Barack Obama and Vote Rankings
by Jonathan Singer, Thu Jan 31, 2008 at 10:13:37 AM EST
As you very well might have seen by this point, National Journal has ranked Barack Obama as the most liberal Senator in 2007 using a somewhat quizzical methodology. Think you've heard a similar story before? Perhaps it's because the publication did the same thing four years ago to John Kerry. Here's the lede from the folks at NJ (who I don't generally have a beef with and in fact really enjoy reading material from, whether through the Hotline or elsewhere):
Sen. Barack Obama, D-Ill., was the most liberal senator in 2007, according to National Journal's 27th annual vote ratings. The insurgent presidential candidate shifted further to the left last year in the run-up to the primaries, after ranking as the 16th- and 10th-most-liberal during his first two years in the Senate.
Leaving aside a debate over whether it's good or not for a presidential candidate to be labeled as the most liberal member of the United States Senate (or the most conservative, for that matter) -- that's really a debate for another post -- was Obama really the most consistently liberal member of the Senate last year? It depends on how you count votes.
Like other presidential candidates coming out of the Senate, Obama missed a lot of votes in 2007 -- one-third of those tallied by NJ, in fact, according to partner site First Read. If you only count those roll call votes, Obama indeed was the most liberal Senator. Similarly, Joe Biden, who presumably also missed quite a few votes last year, ranked as the third most liberal member of the chamber despite the fact that he has generally found himself to be in the center of his party (he was just to the right of the median Democrat in 2006 when he missed far fewer votes, according to NJ rankings).

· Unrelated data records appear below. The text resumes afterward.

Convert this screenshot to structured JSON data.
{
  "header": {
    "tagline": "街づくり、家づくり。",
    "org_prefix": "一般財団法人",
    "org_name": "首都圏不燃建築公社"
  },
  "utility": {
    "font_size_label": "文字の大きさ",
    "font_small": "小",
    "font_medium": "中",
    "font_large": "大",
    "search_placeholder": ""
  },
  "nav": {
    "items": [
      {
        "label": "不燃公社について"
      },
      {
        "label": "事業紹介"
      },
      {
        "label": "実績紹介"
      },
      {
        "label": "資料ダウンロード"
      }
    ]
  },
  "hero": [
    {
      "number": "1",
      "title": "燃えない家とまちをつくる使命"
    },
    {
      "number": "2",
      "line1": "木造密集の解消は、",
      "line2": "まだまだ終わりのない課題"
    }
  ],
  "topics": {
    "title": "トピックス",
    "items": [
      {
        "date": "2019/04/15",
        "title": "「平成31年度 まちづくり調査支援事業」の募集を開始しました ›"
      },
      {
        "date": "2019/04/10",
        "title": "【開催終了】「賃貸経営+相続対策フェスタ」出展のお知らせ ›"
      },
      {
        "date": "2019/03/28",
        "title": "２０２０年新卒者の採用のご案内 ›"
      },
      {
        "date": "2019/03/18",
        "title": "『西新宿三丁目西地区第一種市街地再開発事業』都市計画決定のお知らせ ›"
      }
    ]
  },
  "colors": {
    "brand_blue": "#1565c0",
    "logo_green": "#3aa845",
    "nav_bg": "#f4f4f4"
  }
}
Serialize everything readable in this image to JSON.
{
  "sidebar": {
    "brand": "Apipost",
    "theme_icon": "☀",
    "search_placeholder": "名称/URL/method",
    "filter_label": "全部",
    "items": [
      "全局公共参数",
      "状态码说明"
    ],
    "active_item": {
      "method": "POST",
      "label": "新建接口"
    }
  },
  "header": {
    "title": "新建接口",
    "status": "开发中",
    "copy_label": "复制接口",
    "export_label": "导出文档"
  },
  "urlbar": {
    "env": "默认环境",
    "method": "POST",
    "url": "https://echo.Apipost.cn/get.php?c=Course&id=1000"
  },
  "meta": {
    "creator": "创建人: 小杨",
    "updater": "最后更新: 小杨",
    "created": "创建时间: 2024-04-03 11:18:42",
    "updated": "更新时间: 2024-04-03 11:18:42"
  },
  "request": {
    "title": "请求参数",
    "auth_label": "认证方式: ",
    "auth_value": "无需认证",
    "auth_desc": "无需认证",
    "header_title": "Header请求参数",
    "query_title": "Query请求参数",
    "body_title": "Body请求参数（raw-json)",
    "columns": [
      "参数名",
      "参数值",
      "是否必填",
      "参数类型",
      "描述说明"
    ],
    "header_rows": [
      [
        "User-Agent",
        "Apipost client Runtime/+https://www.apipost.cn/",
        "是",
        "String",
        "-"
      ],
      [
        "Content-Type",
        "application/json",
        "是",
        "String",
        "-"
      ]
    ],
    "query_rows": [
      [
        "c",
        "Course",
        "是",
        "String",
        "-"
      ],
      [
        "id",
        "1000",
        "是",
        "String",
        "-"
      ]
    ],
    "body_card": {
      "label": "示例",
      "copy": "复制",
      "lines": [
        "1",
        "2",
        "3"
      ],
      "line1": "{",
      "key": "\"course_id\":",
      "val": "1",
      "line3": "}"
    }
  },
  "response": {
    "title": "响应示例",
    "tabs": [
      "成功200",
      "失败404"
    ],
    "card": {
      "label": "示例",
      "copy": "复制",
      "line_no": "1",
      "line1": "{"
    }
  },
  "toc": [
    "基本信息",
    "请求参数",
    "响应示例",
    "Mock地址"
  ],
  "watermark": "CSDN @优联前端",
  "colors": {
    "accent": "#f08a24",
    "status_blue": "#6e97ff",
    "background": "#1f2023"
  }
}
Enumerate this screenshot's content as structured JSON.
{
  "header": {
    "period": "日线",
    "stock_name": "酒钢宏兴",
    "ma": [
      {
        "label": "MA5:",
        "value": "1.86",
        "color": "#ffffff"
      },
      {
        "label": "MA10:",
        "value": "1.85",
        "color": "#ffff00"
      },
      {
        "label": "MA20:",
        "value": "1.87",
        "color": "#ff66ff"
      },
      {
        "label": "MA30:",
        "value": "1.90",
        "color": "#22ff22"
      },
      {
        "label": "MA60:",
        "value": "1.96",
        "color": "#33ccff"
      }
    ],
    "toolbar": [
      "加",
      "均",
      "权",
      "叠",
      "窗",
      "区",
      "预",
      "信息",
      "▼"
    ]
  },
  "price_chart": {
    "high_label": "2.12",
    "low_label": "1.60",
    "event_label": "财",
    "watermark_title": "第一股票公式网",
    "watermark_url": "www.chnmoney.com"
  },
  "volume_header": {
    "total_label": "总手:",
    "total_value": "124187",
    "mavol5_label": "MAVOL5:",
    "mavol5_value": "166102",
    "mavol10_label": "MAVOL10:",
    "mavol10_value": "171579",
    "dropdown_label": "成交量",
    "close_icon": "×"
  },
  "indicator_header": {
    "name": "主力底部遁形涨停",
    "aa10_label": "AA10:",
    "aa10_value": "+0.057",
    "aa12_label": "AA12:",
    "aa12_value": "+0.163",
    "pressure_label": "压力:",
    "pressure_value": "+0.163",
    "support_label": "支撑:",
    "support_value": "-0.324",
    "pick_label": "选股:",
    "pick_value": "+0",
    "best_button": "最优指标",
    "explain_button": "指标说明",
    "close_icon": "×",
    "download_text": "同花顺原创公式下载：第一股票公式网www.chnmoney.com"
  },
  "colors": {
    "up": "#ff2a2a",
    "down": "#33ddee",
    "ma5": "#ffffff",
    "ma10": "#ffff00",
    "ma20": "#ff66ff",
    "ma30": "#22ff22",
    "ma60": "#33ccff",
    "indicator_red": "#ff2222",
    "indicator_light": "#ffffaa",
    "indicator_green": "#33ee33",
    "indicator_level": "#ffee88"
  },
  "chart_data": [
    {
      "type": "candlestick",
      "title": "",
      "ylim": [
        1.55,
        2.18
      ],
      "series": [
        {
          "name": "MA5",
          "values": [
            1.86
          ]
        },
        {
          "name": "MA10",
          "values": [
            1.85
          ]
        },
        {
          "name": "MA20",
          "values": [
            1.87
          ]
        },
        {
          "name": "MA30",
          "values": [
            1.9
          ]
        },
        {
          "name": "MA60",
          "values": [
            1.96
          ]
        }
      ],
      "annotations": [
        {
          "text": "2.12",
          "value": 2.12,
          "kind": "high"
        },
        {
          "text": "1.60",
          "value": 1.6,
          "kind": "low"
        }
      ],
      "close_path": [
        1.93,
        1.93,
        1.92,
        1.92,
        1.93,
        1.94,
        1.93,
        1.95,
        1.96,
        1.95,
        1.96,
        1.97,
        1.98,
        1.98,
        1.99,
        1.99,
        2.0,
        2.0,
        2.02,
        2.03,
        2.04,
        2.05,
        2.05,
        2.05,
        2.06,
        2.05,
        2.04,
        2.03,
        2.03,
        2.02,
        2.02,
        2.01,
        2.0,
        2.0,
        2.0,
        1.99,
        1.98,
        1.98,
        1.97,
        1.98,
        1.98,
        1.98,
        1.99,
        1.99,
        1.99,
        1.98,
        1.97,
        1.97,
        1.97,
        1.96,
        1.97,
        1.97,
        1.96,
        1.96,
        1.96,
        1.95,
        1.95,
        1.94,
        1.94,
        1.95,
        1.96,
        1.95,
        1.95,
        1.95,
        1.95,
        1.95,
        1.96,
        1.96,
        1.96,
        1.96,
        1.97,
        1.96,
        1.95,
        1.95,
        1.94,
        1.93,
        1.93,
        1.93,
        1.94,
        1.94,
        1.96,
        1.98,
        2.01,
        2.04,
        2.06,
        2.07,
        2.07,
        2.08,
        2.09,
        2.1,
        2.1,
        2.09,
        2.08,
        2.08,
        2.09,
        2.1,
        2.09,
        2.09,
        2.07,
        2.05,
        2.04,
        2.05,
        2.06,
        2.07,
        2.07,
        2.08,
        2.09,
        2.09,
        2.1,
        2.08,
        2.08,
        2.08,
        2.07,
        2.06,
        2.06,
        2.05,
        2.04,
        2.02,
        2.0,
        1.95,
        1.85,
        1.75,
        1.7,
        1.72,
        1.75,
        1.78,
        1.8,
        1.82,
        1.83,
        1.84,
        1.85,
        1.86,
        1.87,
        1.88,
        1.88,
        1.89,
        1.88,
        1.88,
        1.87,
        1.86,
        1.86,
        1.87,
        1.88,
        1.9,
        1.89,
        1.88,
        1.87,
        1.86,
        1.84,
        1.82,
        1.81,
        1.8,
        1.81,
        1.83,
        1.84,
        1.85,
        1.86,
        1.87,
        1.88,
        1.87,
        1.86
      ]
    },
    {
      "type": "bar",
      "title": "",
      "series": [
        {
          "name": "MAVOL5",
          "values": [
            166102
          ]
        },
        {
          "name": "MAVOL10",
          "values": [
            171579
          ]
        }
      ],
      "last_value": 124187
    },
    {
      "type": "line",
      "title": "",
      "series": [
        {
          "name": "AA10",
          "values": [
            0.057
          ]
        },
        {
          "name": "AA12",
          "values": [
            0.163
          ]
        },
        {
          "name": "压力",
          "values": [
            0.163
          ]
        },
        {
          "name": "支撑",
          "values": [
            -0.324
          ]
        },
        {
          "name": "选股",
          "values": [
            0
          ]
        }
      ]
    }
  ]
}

But when you look at the whole picture, as I believe you should, it's hard not to come to the conclusion that ranking a member who missed a significant number of votes in order to run for President solely on those votes that he or she made (rather than all of the votes being counted for the overall metric) is fuzzy math (as someone once put it...). And this isn't the first time that NJ has engaged in such gaming of the numbers, either.
In 2004, the publication released numbers on Kerry showing him to have been the most liberal member of the Senate during the previous year despite the fact that he, too, had missed a large portion of votes in question (in that case, over half). As a result of the embarrassment and headaches that ensued from publishing numbers that weren't truly reflective of Kerry's voting record -- and having those numbers be bandied about during the 2004 general election -- NJ decided to tighten up its standards. But it did not go far enough (though it did go far enough to get John McCain's votes not to be scrutinized, interestingly enough).
If you play games with numbers enough, you can come up with just about any result. And it seems like this is just what NJ did again this year even though it purported to try not to after 2004. What makes matters worse, the publication released these numbers a full month before it historically releases these numbers -- and only released them on the presidential candidates.
It could be that Obama would have ranked as the most liberal Senator in 2007 (from 16th in 2005 and 10th in 2006), and Biden the third and Hillary Clinton (who missed close to one-fifth of votes) the 16th had they voted on every roll call before the Senate in 2007 (or at least a significantly larger portion of the votes). But that's something we can't know because they were all out on the hustings running for President. And as a result, at least in my view, it makes it at least a bit irresponsible to nonetheless label Obama as the most liberal member of the Senate in 2007.